- Exercise aim -
Count how many lines in the entries below hold the string "JSON", and respond with that number only.

Website and app data records
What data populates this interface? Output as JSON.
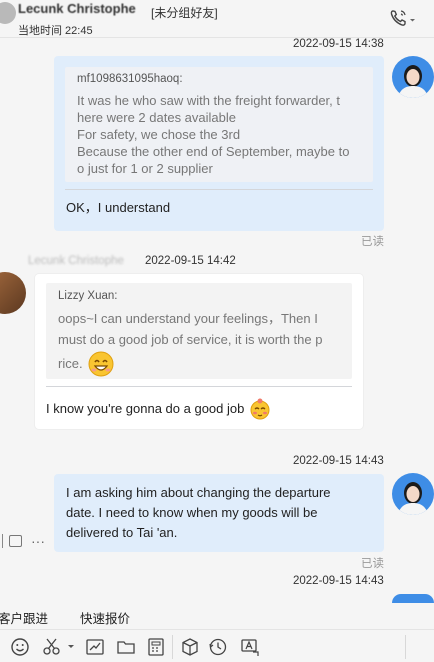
{
  "header": {
    "contact_name": "Lecunk Christophe",
    "group_label": "[未分组好友]",
    "local_time": "当地时间 22:45",
    "call_icon": "phone-call-icon"
  },
  "messages": {
    "m1": {
      "timestamp": "2022-09-15 14:38",
      "quote_author": "mf1098631095haoq:",
      "quote_lines": [
        "It was he who saw with the freight forwarder, t",
        "here were 2 dates available",
        "For safety, we chose the 3rd",
        "Because the other end of September, maybe to",
        "o just for 1 or 2 supplier"
      ],
      "text": "OK，I understand",
      "status": "已读"
    },
    "m2": {
      "sender": "Lecunk Christophe",
      "timestamp": "2022-09-15 14:42",
      "quote_author": "Lizzy Xuan:",
      "quote_lines": [
        "oops~I can understand your feelings，Then I",
        "must do a good job of service, it is worth the p",
        "rice."
      ],
      "text": "I know you're gonna do a good job"
    },
    "m3": {
      "timestamp": "2022-09-15 14:43",
      "lines": [
        "I am asking him about changing the departure",
        "date. I need to know when my goods will be",
        "delivered to Tai 'an."
      ],
      "status": "已读"
    },
    "m4": {
      "timestamp": "2022-09-15 14:43"
    }
  },
  "quick_actions": [
    "客户跟进",
    "快速报价"
  ],
  "toolbar": [
    "emoji-icon",
    "scissors-icon",
    "chart-icon",
    "folder-icon",
    "calculator-icon",
    "box-icon",
    "history-icon",
    "translate-icon"
  ],
  "colors": {
    "bubble_out": "#e0edfb",
    "bubble_in": "#ffffff",
    "background": "#f5f5f5"
  }
}
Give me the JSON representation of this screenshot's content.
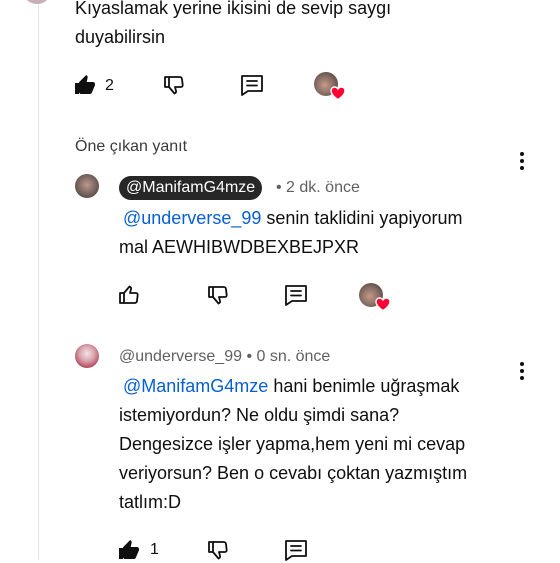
{
  "top_comment": {
    "text_line1": "Kıyaslamak yerine ikisini de sevip saygı",
    "text_line2": "duyabilirsin",
    "like_count": "2"
  },
  "featured_label": "Öne çıkan yanıt",
  "reply1": {
    "author": "@ManifamG4mze",
    "time": "• 2 dk. önce",
    "mention": "@underverse_99",
    "text_line1_rest": " senin taklidini yapiyorum",
    "text_line2": "mal AEWHIBWDBEXBEJPXR"
  },
  "reply2": {
    "author": "@underverse_99",
    "time": "• 0 sn. önce",
    "mention": "@ManifamG4mze",
    "text_line1_rest": " hani benimle uğraşmak",
    "text_line2": "istemiyordun? Ne oldu şimdi sana?",
    "text_line3": "Dengesizce işler yapma,hem yeni mi cevap",
    "text_line4": "veriyorsun? Ben o cevabı çoktan yazmıştım",
    "text_line5": "tatlım:D",
    "like_count": "1"
  },
  "icons": {
    "like": "thumbs-up-icon",
    "dislike": "thumbs-down-icon",
    "reply": "comment-icon",
    "more": "more-vert-icon",
    "creator_heart": "heart-icon"
  },
  "colors": {
    "mention": "#065fd4",
    "heart": "#ff0033",
    "badge_bg": "#272727",
    "meta": "#606060"
  }
}
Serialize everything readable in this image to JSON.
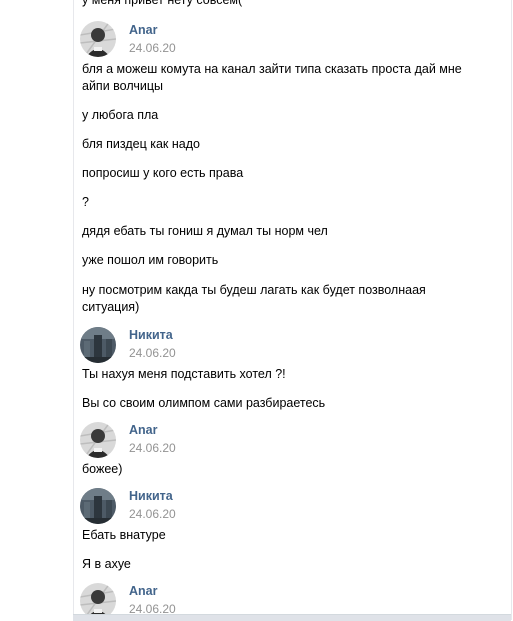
{
  "messages": [
    {
      "author": "",
      "date": "",
      "lines": [
        "у меня привет нету совсем("
      ]
    },
    {
      "author": "Anar",
      "date": "24.06.20",
      "avatar": "anar-avatar-icon",
      "lines": [
        "бля а можеш комута на канал зайти типа сказать проста дай мне\nайпи волчицы",
        "у любога пла",
        "бля пиздец как надо",
        "попросиш у кого есть права",
        "?",
        "дядя ебать ты гониш я думал ты норм чел",
        "уже пошол им говорить",
        "ну посмотрим какда ты будеш лагать как будет позволнаая\nситуация)"
      ]
    },
    {
      "author": "Никита",
      "date": "24.06.20",
      "avatar": "nikita-avatar-icon",
      "lines": [
        "Ты нахуя меня подставить хотел ?!",
        "Вы со своим олимпом сами разбираетесь"
      ]
    },
    {
      "author": "Anar",
      "date": "24.06.20",
      "avatar": "anar-avatar-icon",
      "lines": [
        "божее)"
      ]
    },
    {
      "author": "Никита",
      "date": "24.06.20",
      "avatar": "nikita-avatar-icon",
      "lines": [
        "Ебать внатуре",
        "Я в ахуе"
      ]
    },
    {
      "author": "Anar",
      "date": "24.06.20",
      "avatar": "anar-avatar-icon",
      "lines": []
    }
  ],
  "colors": {
    "author": "#42648b",
    "date": "#939393",
    "text": "#000000"
  }
}
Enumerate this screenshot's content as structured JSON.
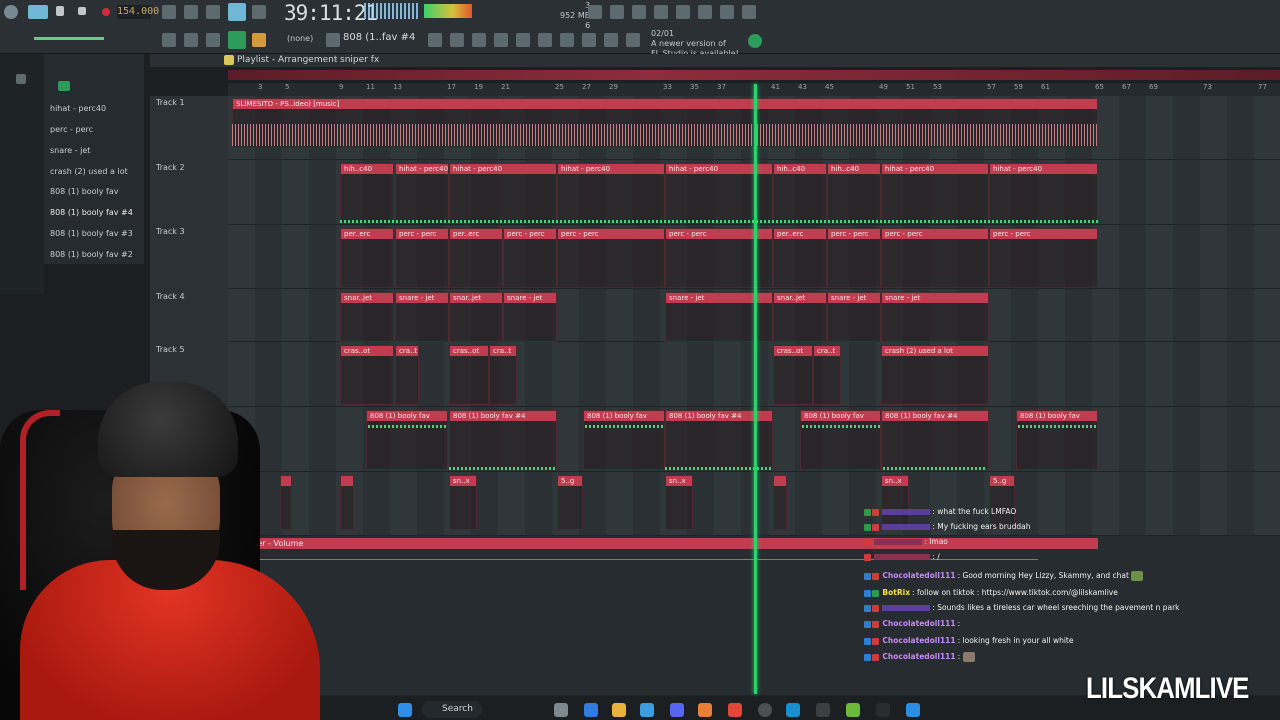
{
  "toolbar": {
    "tempo": "154.000",
    "time": "39:11:21",
    "none_label": "(none)",
    "pattern": "808 (1..fav #4",
    "memory": "952 MB",
    "cpu_label": "6",
    "cpu_val": "3",
    "news_date": "02/01",
    "news_line1": "A newer version of",
    "news_line2": "FL Studio is available!"
  },
  "browser": {
    "items": [
      "hihat - perc40",
      "perc - perc",
      "snare - jet",
      "crash (2) used a lot",
      "808 (1) booly fav",
      "808 (1) booly fav #4",
      "808 (1) booly fav #3",
      "808 (1) booly fav #2"
    ]
  },
  "playlist": {
    "title": "Playlist - Arrangement",
    "pattern": "sniper fx",
    "ruler": [
      "3",
      "5",
      "9",
      "11",
      "13",
      "17",
      "19",
      "21",
      "25",
      "27",
      "29",
      "33",
      "35",
      "37",
      "41",
      "43",
      "45",
      "49",
      "51",
      "53",
      "57",
      "59",
      "61",
      "65",
      "67",
      "69",
      "73",
      "77"
    ],
    "tracks": [
      "Track 1",
      "Track 2",
      "Track 3",
      "Track 4",
      "Track 5"
    ],
    "track1_clip": "SLIMESITO - PS..ideo) [music]",
    "track2_clip": "hihat - perc40",
    "track2_short": "hih..c40",
    "track3_clip": "perc - perc",
    "track3_short": "per..erc",
    "track4_clip": "snare - jet",
    "track4_short": "snar..jet",
    "track5_clip": "crash (2) used a lot",
    "track5_short": "cras..ot",
    "track5_short2": "cra..t",
    "bass_clip": "808 (1) booly fav",
    "bass_clip4": "808 (1) booly fav #4",
    "fx_clip1": "sn..x",
    "fx_clip2": "5..g",
    "automation": "ster - Volume"
  },
  "chat": {
    "messages": [
      {
        "user": "",
        "msg": ": what the fuck LMFAO",
        "color": "#7d5bd6"
      },
      {
        "user": "",
        "msg": ": My fucking ears bruddah",
        "color": "#7d5bd6"
      },
      {
        "user": "",
        "msg": ": lmao",
        "color": "#b0406a"
      },
      {
        "user": "",
        "msg": ": ∕",
        "color": "#b0406a"
      },
      {
        "user": "Chocolatedoll111",
        "msg": ": Good morning Hey Lizzy, Skammy, and chat",
        "color": "#c58bf2"
      },
      {
        "user": "BotRix",
        "msg": ": follow on tiktok : https://www.tiktok.com/@lilskamlive",
        "color": "#ffe14a"
      },
      {
        "user": "",
        "msg": ": Sounds likes a tireless car wheel sreeching the pavement n park",
        "color": "#7d5bd6"
      },
      {
        "user": "Chocolatedoll111",
        "msg": ":",
        "color": "#c58bf2"
      },
      {
        "user": "Chocolatedoll111",
        "msg": ": looking fresh in your all white",
        "color": "#c58bf2"
      },
      {
        "user": "Chocolatedoll111",
        "msg": ":",
        "color": "#c58bf2"
      }
    ]
  },
  "taskbar": {
    "search": "Search"
  },
  "overlay": {
    "channel": "LILSKAMLIVE"
  }
}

- Reply -
4